▸ **Exercise instructions**
Show the lines below where "icon" occurs.

-- Exercise data follows --

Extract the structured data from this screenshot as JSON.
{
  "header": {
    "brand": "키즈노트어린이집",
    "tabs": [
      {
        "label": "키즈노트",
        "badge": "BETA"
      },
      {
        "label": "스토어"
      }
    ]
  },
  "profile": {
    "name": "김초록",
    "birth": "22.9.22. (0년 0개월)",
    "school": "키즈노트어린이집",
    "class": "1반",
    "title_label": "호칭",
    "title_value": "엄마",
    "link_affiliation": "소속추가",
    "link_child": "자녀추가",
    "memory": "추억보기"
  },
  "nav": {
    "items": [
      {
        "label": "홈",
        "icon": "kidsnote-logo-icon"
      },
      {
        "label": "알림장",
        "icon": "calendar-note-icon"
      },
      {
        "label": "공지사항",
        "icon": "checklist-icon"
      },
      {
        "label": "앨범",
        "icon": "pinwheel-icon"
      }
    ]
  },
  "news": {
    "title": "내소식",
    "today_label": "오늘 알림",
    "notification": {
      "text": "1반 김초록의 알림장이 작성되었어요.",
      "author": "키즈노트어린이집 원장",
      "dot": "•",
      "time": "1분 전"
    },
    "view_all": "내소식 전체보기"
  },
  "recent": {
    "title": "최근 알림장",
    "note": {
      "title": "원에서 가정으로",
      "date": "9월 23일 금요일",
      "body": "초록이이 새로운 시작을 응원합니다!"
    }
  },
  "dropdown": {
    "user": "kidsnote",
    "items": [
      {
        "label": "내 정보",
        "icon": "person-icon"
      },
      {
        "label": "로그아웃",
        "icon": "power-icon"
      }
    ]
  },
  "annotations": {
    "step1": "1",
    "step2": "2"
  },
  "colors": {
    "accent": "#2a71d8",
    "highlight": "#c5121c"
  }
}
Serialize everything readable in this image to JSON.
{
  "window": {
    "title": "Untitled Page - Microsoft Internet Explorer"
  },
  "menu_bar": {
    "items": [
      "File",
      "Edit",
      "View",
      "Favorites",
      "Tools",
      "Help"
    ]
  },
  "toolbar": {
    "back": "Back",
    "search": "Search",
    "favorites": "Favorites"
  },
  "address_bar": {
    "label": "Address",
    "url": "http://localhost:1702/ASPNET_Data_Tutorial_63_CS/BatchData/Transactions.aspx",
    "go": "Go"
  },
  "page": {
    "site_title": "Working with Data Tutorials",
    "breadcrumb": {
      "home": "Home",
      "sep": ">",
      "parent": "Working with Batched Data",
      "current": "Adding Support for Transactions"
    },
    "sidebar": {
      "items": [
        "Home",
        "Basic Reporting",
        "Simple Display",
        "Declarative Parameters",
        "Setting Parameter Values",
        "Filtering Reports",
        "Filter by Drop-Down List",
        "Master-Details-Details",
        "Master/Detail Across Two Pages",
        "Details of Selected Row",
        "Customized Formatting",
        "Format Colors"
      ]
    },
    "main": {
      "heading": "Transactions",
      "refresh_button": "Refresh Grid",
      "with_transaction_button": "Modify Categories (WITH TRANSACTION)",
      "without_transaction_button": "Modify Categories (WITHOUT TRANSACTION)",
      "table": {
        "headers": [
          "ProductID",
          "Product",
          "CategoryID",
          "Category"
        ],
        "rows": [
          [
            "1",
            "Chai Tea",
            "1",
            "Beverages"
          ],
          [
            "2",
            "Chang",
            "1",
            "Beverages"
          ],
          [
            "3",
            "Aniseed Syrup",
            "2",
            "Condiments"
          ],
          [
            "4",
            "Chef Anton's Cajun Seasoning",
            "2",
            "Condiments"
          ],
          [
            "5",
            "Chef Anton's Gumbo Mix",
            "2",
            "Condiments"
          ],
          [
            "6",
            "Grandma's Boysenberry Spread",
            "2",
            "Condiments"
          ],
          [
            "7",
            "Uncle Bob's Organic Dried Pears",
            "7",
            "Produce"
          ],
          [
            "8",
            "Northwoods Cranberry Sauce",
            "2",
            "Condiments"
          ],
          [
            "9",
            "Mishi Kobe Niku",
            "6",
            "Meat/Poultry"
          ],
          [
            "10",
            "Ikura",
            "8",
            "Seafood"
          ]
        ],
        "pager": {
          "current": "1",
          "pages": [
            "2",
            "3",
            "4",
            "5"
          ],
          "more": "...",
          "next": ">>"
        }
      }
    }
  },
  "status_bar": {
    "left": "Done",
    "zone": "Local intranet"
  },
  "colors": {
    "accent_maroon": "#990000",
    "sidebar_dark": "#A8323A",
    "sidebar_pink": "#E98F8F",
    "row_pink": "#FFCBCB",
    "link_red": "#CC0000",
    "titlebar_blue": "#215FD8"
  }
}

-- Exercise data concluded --

▸ **Solution to this exercise**
        "icon": "kidsnote-logo-icon"
        "icon": "calendar-note-icon"
        "icon": "checklist-icon"
        "icon": "pinwheel-icon"
        "icon": "person-icon"
        "icon": "power-icon"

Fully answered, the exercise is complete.